■ **YOUR TASK**:
Write out every entry once more, character for character.

[Saved data entries]
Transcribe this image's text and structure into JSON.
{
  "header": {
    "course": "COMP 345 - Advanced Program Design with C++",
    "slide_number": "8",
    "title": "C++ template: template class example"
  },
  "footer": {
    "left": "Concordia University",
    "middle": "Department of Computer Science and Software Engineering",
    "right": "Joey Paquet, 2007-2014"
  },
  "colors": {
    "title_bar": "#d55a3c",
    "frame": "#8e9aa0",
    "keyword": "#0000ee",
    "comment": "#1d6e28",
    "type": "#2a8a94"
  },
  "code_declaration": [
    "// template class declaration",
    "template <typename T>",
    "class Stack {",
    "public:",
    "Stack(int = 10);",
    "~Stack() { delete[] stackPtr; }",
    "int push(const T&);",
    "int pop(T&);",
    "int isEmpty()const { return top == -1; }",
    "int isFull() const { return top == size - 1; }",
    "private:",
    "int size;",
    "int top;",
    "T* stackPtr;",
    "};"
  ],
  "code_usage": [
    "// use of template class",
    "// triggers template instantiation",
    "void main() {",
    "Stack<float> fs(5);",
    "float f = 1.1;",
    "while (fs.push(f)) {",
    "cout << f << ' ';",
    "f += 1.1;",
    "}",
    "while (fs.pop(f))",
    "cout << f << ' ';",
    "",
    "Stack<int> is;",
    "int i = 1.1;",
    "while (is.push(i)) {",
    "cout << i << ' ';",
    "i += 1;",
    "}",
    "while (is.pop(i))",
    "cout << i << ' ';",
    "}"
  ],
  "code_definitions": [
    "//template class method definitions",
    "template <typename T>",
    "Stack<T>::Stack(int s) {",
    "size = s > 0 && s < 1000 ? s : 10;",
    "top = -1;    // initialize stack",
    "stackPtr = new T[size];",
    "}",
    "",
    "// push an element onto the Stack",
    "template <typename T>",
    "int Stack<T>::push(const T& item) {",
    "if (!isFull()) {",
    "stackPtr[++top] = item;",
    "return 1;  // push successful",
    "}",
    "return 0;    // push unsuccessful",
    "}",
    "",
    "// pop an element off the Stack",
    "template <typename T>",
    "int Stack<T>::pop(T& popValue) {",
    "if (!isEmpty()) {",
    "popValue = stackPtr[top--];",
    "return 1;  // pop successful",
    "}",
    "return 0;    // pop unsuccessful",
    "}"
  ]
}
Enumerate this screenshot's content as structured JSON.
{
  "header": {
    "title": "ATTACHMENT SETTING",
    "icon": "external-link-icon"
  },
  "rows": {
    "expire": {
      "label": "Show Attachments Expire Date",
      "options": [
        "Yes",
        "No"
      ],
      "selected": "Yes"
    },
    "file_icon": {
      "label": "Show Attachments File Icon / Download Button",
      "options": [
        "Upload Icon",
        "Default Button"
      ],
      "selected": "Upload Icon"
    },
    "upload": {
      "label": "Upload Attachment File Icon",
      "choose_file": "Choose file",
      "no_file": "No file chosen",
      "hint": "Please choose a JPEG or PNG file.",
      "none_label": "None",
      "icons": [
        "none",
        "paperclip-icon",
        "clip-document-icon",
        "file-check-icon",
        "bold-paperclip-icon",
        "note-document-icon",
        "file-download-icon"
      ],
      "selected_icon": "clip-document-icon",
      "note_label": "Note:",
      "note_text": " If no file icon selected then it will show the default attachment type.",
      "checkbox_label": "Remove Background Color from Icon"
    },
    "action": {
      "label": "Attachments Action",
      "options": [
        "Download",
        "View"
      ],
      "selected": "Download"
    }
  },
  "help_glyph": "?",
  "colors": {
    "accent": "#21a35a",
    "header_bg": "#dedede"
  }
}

■ **WRITTEN RESPONSE**:
Transcribe this image's text and structure into JSON.
{
  "header": {
    "course": "COMP 345 - Advanced Program Design with C++",
    "slide_number": "8",
    "title": "C++ template: template class example"
  },
  "footer": {
    "left": "Concordia University",
    "middle": "Department of Computer Science and Software Engineering",
    "right": "Joey Paquet, 2007-2014"
  },
  "colors": {
    "title_bar": "#d55a3c",
    "frame": "#8e9aa0",
    "keyword": "#0000ee",
    "comment": "#1d6e28",
    "type": "#2a8a94"
  },
  "code_declaration": [
    "// template class declaration",
    "template <typename T>",
    "class Stack {",
    "public:",
    "Stack(int = 10);",
    "~Stack() { delete[] stackPtr; }",
    "int push(const T&);",
    "int pop(T&);",
    "int isEmpty()const { return top == -1; }",
    "int isFull() const { return top == size - 1; }",
    "private:",
    "int size;",
    "int top;",
    "T* stackPtr;",
    "};"
  ],
  "code_usage": [
    "// use of template class",
    "// triggers template instantiation",
    "void main() {",
    "Stack<float> fs(5);",
    "float f = 1.1;",
    "while (fs.push(f)) {",
    "cout << f << ' ';",
    "f += 1.1;",
    "}",
    "while (fs.pop(f))",
    "cout << f << ' ';",
    "",
    "Stack<int> is;",
    "int i = 1.1;",
    "while (is.push(i)) {",
    "cout << i << ' ';",
    "i += 1;",
    "}",
    "while (is.pop(i))",
    "cout << i << ' ';",
    "}"
  ],
  "code_definitions": [
    "//template class method definitions",
    "template <typename T>",
    "Stack<T>::Stack(int s) {",
    "size = s > 0 && s < 1000 ? s : 10;",
    "top = -1;    // initialize stack",
    "stackPtr = new T[size];",
    "}",
    "",
    "// push an element onto the Stack",
    "template <typename T>",
    "int Stack<T>::push(const T& item) {",
    "if (!isFull()) {",
    "stackPtr[++top] = item;",
    "return 1;  // push successful",
    "}",
    "return 0;    // push unsuccessful",
    "}",
    "",
    "// pop an element off the Stack",
    "template <typename T>",
    "int Stack<T>::pop(T& popValue) {",
    "if (!isEmpty()) {",
    "popValue = stackPtr[top--];",
    "return 1;  // pop successful",
    "}",
    "return 0;    // pop unsuccessful",
    "}"
  ]
}
Enumerate this screenshot's content as structured JSON.
{
  "header": {
    "title": "ATTACHMENT SETTING",
    "icon": "external-link-icon"
  },
  "rows": {
    "expire": {
      "label": "Show Attachments Expire Date",
      "options": [
        "Yes",
        "No"
      ],
      "selected": "Yes"
    },
    "file_icon": {
      "label": "Show Attachments File Icon / Download Button",
      "options": [
        "Upload Icon",
        "Default Button"
      ],
      "selected": "Upload Icon"
    },
    "upload": {
      "label": "Upload Attachment File Icon",
      "choose_file": "Choose file",
      "no_file": "No file chosen",
      "hint": "Please choose a JPEG or PNG file.",
      "none_label": "None",
      "icons": [
        "none",
        "paperclip-icon",
        "clip-document-icon",
        "file-check-icon",
        "bold-paperclip-icon",
        "note-document-icon",
        "file-download-icon"
      ],
      "selected_icon": "clip-document-icon",
      "note_label": "Note:",
      "note_text": " If no file icon selected then it will show the default attachment type.",
      "checkbox_label": "Remove Background Color from Icon"
    },
    "action": {
      "label": "Attachments Action",
      "options": [
        "Download",
        "View"
      ],
      "selected": "Download"
    }
  },
  "help_glyph": "?",
  "colors": {
    "accent": "#21a35a",
    "header_bg": "#dedede"
  }
}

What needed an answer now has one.